Task: Look through the records that follow. Copy every line containing the word "subtitle".

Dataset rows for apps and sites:
########################################
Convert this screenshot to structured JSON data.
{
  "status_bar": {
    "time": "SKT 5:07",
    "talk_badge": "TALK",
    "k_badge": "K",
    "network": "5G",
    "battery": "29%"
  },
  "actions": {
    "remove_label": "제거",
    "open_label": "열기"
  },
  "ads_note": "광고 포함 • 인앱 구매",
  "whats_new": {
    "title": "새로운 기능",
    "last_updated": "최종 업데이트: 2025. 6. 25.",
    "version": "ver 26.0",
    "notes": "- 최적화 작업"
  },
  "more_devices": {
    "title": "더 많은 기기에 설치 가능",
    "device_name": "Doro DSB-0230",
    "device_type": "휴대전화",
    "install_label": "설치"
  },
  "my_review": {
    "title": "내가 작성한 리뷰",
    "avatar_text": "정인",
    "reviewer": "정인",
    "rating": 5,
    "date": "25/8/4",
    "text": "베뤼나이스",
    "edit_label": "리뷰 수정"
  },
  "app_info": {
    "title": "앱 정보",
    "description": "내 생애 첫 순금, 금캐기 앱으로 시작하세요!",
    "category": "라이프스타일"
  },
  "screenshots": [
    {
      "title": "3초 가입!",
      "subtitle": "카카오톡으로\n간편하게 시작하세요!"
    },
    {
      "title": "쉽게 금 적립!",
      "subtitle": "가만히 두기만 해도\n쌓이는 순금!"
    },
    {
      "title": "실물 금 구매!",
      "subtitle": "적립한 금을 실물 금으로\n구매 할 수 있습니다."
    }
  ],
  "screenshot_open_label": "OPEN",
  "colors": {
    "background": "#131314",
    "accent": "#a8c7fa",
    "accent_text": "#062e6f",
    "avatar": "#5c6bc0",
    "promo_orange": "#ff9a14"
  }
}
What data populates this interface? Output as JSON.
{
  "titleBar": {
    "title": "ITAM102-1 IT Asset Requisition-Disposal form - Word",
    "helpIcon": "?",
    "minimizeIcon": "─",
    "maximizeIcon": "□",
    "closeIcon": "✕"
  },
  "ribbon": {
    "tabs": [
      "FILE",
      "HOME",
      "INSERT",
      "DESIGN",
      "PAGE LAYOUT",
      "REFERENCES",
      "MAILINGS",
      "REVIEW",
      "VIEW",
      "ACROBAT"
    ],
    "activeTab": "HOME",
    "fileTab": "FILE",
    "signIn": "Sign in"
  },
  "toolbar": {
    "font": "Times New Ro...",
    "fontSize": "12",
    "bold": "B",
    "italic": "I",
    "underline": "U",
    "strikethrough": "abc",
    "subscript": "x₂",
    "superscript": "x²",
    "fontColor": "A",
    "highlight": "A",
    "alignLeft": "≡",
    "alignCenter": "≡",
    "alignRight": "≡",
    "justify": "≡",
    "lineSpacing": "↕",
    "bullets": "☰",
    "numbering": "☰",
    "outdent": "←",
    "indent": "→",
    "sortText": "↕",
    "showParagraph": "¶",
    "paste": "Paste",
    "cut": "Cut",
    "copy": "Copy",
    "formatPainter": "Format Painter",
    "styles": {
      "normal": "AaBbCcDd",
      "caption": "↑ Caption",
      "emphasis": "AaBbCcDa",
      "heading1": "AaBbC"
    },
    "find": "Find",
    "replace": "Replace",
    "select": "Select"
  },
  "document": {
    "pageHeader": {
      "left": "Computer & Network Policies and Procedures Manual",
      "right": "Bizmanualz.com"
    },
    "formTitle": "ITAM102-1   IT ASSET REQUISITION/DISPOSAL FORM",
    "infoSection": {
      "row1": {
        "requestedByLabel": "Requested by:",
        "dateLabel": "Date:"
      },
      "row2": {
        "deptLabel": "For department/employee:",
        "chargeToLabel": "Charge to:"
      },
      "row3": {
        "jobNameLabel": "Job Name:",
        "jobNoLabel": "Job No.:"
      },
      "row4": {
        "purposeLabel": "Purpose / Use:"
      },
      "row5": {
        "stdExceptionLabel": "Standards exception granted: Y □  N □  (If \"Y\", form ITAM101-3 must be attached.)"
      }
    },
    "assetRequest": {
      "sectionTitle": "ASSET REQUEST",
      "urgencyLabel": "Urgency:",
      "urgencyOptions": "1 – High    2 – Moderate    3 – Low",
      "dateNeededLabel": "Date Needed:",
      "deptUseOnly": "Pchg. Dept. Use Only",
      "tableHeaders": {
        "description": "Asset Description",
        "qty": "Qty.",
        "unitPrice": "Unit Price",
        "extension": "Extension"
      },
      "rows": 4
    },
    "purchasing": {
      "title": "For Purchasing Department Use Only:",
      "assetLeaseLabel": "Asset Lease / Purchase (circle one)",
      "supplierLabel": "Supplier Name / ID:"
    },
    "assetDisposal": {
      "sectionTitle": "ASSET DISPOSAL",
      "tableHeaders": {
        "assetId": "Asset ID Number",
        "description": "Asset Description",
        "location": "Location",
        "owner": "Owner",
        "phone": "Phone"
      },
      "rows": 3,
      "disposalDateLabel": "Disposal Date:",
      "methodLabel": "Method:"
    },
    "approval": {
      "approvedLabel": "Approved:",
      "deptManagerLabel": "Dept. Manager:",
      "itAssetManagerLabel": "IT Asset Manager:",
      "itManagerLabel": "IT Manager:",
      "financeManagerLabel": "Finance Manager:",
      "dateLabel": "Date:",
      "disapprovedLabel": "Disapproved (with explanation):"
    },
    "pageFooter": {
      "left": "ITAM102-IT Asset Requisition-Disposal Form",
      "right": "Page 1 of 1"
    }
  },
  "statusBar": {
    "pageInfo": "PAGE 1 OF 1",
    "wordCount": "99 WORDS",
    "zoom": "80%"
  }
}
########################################
Problem solution:
      "subtitle": "카카오톡으로\n간편하게 시작하세요!"
      "subtitle": "가만히 두기만 해도\n쌓이는 순금!"
      "subtitle": "적립한 금을 실물 금으로\n구매 할 수 있습니다."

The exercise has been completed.